[Start of Attachment]

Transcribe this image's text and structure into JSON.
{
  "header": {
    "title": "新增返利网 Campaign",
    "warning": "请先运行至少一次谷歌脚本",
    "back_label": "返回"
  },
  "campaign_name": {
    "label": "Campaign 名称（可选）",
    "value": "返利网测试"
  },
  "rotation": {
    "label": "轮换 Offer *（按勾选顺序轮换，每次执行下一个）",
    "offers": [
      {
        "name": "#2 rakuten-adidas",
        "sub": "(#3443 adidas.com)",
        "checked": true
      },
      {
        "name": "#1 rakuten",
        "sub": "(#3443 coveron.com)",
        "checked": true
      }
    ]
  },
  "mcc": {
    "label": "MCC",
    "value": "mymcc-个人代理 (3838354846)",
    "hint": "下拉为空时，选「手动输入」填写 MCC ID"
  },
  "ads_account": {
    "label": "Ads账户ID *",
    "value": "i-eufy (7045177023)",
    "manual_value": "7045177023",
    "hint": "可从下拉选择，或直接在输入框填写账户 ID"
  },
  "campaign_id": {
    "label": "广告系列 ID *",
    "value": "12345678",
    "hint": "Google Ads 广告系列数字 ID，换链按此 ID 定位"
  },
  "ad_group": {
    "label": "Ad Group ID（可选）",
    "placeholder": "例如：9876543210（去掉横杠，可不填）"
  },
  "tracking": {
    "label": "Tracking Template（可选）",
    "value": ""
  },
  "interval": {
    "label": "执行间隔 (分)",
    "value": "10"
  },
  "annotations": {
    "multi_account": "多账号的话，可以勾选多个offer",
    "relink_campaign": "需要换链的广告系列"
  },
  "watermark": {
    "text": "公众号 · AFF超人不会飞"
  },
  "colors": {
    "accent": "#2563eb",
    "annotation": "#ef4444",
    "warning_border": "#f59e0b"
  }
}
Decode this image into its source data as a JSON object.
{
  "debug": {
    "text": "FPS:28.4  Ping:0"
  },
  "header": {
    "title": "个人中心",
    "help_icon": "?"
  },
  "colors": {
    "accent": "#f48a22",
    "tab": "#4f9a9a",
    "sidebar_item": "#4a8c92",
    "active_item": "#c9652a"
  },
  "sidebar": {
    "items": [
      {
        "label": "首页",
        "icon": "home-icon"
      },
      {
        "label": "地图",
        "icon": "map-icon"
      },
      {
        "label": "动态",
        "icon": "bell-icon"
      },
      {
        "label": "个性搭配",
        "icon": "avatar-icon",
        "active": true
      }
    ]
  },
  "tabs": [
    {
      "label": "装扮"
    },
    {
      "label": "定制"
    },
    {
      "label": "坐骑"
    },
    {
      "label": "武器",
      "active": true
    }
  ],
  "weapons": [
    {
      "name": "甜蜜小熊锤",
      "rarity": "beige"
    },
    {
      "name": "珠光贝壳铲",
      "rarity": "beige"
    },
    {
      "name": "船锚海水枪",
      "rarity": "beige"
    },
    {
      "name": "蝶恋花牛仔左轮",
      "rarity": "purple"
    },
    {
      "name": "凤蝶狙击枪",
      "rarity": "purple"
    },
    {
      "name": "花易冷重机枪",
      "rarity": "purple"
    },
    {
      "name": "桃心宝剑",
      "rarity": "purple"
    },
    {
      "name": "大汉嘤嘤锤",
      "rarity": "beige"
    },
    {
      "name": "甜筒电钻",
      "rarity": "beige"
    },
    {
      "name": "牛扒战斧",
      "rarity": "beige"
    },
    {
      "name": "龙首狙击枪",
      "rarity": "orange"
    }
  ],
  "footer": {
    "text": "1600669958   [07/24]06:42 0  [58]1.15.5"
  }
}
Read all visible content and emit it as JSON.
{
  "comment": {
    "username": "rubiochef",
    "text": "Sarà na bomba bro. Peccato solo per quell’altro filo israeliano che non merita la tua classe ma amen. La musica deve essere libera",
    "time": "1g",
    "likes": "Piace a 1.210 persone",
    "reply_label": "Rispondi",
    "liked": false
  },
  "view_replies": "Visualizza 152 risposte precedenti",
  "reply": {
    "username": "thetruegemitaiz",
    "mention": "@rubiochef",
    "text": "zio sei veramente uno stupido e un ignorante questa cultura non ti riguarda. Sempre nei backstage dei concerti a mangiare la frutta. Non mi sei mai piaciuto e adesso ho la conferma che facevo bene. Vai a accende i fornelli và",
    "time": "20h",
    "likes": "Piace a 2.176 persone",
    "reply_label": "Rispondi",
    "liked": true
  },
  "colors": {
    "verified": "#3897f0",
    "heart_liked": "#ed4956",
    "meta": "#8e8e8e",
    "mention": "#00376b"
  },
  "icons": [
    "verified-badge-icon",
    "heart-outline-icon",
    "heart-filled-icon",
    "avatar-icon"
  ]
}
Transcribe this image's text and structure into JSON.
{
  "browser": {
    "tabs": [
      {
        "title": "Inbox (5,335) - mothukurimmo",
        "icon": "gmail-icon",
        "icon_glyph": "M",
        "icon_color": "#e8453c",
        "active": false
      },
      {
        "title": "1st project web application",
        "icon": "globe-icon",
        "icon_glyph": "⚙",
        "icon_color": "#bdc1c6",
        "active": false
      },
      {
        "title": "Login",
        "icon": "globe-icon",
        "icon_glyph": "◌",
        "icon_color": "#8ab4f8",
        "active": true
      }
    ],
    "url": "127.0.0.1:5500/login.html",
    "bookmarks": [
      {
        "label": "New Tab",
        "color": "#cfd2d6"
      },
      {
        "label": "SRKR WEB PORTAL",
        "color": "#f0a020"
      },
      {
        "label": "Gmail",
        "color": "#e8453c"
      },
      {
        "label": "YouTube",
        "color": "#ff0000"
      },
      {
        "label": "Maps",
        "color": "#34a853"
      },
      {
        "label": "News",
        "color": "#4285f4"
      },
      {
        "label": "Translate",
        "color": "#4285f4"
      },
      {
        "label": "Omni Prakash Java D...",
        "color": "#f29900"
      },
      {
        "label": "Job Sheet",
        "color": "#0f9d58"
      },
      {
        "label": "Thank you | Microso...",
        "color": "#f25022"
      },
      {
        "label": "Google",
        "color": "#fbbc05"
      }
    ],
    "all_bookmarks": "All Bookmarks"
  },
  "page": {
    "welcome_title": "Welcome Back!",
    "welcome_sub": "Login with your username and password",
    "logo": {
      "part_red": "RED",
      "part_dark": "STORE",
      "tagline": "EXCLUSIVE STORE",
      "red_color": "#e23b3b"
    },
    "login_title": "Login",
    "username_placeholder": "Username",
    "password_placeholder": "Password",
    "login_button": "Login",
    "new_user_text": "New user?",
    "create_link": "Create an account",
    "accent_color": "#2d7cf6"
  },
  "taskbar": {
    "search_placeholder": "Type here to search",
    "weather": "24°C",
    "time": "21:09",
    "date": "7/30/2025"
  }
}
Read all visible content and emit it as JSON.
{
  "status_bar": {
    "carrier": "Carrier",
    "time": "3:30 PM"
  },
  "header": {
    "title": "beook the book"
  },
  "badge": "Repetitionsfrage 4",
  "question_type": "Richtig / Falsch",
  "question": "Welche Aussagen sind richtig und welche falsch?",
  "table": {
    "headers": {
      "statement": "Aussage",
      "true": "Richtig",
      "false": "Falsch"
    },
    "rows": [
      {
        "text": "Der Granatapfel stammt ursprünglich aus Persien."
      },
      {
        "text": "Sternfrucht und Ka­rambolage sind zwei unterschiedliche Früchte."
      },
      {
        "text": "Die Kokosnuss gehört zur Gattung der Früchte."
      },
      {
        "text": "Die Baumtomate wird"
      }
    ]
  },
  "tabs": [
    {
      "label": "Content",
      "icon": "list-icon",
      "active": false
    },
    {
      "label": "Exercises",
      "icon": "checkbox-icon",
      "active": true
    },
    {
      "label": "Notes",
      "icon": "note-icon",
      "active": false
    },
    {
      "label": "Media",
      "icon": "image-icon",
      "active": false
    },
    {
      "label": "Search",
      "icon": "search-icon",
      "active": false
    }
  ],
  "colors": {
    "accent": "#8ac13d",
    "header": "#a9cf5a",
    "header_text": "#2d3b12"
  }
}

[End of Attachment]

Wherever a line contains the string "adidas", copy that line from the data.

▸ Reply to the exercise:
        "name": "#2 rakuten-adidas",
        "sub": "(#3443 adidas.com)",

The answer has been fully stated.